• What this task involves
Please return every line in the entries below with the word "screenshot" in it.

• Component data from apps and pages
___

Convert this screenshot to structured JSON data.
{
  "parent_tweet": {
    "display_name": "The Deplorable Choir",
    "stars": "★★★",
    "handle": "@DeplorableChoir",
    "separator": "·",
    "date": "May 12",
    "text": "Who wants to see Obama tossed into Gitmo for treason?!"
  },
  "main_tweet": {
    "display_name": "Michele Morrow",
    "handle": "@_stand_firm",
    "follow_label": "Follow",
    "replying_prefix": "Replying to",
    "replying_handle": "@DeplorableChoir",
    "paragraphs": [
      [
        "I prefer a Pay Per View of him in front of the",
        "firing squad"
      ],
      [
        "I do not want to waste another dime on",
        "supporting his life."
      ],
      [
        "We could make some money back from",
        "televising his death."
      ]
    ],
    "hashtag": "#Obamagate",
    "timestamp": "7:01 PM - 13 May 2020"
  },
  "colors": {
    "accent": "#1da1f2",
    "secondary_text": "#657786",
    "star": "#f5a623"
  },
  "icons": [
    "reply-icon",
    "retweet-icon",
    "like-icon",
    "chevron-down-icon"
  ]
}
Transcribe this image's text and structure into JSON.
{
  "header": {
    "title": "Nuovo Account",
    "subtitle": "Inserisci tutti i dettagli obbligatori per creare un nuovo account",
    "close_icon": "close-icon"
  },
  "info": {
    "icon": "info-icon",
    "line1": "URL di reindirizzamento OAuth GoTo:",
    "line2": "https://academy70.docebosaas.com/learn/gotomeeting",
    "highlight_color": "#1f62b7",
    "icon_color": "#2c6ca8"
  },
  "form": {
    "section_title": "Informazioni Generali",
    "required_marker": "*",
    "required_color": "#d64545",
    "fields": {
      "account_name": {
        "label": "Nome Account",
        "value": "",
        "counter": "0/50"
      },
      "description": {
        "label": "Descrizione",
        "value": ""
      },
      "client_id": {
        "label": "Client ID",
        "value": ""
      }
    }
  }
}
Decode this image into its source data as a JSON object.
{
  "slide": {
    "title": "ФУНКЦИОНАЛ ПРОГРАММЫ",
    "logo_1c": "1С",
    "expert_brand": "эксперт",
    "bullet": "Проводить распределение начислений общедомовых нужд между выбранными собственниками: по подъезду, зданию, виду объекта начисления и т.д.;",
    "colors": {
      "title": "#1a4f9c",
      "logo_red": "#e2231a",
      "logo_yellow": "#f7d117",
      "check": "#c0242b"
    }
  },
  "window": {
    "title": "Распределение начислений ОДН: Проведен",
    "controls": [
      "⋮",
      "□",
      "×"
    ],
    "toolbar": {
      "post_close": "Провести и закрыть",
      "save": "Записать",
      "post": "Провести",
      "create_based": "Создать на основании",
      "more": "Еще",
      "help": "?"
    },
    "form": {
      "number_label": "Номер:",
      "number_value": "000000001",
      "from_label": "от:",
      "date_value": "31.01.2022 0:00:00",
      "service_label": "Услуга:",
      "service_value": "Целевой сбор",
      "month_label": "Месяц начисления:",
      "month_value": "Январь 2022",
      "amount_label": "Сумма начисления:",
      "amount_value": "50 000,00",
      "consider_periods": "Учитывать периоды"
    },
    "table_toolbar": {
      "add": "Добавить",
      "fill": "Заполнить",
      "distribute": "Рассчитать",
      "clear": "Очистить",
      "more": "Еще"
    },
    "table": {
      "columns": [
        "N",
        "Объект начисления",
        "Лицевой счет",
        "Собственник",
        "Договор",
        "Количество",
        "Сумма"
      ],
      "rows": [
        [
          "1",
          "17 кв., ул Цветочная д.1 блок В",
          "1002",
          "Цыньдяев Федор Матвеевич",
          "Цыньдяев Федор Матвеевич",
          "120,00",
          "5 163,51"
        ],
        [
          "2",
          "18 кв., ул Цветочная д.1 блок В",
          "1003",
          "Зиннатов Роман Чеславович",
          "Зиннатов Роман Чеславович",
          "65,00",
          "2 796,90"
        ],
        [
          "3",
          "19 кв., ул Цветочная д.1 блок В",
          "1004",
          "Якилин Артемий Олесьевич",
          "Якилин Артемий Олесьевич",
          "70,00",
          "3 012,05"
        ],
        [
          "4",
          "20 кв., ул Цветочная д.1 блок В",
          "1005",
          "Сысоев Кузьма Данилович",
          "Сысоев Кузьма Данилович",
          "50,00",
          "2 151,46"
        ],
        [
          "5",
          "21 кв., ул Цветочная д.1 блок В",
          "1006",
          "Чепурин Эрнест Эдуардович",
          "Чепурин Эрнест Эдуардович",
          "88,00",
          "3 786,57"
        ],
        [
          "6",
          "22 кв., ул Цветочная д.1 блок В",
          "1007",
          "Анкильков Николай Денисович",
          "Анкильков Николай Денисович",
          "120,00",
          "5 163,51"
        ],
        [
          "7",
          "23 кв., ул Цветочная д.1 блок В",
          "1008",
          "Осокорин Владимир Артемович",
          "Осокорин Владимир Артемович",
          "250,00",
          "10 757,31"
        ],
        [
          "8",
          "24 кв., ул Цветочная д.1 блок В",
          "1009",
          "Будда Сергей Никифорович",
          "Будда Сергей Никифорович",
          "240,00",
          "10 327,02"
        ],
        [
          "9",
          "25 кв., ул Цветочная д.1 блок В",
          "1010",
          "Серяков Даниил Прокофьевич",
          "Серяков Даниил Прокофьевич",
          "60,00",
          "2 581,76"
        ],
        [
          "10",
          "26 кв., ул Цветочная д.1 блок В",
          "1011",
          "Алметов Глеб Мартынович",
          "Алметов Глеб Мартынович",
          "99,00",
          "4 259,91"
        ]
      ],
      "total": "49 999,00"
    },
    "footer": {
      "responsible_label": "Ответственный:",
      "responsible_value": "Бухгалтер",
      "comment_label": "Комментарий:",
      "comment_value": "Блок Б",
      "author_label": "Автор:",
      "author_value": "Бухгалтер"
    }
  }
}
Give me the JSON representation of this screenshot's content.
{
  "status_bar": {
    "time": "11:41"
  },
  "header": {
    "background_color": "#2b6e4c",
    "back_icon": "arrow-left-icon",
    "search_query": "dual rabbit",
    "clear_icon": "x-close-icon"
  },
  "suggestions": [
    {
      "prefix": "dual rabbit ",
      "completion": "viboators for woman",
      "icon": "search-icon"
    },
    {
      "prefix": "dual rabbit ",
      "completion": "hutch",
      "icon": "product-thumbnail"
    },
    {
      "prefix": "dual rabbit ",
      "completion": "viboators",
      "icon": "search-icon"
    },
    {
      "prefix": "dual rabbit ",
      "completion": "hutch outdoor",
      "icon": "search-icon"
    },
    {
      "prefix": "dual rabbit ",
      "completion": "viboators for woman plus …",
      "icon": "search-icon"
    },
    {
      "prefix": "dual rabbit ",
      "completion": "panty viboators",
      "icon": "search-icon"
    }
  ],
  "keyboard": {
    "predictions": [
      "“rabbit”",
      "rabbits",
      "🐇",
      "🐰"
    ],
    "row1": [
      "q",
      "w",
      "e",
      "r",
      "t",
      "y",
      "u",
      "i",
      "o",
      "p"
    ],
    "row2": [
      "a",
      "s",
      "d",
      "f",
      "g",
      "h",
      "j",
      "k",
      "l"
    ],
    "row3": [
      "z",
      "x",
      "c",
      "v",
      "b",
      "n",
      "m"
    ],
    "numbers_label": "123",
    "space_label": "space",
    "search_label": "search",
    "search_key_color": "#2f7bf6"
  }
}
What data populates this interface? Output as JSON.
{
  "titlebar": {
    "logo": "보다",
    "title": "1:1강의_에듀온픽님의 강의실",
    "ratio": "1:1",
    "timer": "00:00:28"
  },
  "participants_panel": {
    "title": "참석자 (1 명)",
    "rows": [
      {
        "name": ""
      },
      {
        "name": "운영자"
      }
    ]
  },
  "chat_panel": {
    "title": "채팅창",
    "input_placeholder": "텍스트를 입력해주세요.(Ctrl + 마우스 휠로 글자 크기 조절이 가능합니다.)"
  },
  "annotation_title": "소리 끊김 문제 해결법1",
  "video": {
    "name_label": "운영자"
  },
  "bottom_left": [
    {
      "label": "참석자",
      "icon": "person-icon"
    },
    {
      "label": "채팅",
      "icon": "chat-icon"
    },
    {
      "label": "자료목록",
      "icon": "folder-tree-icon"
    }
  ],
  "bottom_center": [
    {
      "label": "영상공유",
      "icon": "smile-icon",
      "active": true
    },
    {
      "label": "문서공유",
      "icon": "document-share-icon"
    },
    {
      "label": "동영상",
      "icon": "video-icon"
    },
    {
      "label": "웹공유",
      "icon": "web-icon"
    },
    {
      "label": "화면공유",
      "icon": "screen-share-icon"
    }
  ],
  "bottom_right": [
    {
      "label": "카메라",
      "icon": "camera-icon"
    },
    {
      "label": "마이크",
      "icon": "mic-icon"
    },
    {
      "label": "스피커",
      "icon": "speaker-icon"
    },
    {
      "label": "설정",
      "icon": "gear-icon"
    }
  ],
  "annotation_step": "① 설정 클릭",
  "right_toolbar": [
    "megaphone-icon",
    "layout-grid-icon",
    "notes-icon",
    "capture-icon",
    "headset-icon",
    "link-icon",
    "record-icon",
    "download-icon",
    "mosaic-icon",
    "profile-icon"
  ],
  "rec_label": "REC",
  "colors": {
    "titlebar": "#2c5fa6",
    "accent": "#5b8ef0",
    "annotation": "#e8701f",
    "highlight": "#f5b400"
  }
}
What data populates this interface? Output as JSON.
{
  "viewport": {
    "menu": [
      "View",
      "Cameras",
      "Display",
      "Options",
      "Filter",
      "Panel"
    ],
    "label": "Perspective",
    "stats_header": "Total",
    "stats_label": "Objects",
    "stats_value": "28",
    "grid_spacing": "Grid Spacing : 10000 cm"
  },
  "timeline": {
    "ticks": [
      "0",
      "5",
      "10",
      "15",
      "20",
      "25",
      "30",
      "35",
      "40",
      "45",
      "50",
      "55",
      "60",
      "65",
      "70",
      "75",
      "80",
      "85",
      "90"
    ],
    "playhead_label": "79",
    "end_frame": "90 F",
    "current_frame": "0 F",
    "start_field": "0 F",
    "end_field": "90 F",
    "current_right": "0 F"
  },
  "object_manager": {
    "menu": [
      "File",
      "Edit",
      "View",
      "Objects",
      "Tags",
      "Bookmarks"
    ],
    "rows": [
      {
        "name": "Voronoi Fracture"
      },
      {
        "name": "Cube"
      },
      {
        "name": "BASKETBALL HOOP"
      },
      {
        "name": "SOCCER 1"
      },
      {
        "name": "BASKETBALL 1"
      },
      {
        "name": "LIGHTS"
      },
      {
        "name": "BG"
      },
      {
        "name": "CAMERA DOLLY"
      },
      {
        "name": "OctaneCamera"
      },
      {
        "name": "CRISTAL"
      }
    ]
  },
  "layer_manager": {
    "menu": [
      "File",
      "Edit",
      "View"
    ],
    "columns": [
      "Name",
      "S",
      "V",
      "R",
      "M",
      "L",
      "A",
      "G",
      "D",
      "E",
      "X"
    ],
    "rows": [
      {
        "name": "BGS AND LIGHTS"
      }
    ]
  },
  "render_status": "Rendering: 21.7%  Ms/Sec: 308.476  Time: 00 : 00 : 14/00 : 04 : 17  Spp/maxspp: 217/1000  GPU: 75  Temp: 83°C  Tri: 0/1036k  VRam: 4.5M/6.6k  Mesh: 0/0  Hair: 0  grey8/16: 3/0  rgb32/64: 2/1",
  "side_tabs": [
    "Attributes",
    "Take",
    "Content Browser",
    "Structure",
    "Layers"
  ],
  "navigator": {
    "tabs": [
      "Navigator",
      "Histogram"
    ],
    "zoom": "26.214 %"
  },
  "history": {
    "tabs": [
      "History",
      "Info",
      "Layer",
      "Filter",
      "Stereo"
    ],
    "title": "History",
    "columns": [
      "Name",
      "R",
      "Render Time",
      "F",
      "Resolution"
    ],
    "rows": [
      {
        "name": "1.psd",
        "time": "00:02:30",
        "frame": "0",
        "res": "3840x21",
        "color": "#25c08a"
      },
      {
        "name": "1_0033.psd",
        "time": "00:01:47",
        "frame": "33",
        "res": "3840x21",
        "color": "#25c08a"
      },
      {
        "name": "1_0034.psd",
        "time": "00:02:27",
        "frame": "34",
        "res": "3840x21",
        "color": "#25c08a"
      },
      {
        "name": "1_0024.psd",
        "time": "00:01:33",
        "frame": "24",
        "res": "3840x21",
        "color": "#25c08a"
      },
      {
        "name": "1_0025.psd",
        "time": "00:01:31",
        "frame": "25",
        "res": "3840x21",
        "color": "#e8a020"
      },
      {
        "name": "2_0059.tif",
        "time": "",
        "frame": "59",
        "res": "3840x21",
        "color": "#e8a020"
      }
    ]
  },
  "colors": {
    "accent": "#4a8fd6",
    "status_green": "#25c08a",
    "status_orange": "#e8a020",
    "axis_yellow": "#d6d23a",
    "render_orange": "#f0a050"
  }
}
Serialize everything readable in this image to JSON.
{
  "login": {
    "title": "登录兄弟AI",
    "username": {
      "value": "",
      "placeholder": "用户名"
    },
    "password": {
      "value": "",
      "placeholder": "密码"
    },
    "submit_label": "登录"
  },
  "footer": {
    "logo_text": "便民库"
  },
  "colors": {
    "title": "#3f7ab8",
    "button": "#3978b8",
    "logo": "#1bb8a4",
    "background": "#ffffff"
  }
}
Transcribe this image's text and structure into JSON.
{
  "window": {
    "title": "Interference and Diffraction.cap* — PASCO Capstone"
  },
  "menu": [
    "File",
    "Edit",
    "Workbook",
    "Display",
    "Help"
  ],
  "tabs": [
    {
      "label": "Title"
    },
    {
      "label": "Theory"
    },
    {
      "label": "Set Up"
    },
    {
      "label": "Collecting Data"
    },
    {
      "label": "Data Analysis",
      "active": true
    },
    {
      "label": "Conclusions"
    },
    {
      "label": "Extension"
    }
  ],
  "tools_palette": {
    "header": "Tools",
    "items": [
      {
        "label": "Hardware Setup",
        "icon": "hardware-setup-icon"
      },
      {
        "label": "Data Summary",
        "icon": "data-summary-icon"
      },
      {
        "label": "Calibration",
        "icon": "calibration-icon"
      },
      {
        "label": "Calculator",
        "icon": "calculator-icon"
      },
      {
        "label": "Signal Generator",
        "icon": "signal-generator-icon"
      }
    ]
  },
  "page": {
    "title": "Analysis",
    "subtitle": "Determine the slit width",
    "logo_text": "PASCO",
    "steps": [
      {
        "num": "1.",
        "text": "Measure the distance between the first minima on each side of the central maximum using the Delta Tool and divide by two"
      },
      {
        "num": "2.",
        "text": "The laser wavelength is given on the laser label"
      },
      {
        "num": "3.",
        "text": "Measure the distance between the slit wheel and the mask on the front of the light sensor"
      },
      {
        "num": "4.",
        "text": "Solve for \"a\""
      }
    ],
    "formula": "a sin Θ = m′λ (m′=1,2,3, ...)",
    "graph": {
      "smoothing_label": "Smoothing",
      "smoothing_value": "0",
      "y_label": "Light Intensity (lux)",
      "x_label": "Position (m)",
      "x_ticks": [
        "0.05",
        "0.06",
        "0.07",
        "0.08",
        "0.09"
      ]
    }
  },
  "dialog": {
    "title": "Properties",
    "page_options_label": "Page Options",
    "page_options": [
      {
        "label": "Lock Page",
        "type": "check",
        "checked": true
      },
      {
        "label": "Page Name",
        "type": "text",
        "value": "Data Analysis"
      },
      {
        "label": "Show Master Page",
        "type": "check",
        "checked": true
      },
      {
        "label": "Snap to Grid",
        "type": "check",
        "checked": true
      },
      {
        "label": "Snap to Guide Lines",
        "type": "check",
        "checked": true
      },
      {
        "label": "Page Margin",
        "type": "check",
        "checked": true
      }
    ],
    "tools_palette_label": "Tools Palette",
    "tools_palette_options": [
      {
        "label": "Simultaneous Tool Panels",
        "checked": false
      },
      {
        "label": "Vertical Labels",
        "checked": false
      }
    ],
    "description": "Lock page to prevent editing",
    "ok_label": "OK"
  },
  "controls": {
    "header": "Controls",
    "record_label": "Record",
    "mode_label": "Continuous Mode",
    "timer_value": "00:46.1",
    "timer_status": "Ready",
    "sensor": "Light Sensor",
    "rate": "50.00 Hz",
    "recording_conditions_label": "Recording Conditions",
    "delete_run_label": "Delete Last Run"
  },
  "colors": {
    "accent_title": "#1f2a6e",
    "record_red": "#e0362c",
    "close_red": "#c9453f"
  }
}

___

• Answer area
Convert this screenshot to structured JSON data.
Give me the JSON representation of this screenshot's content.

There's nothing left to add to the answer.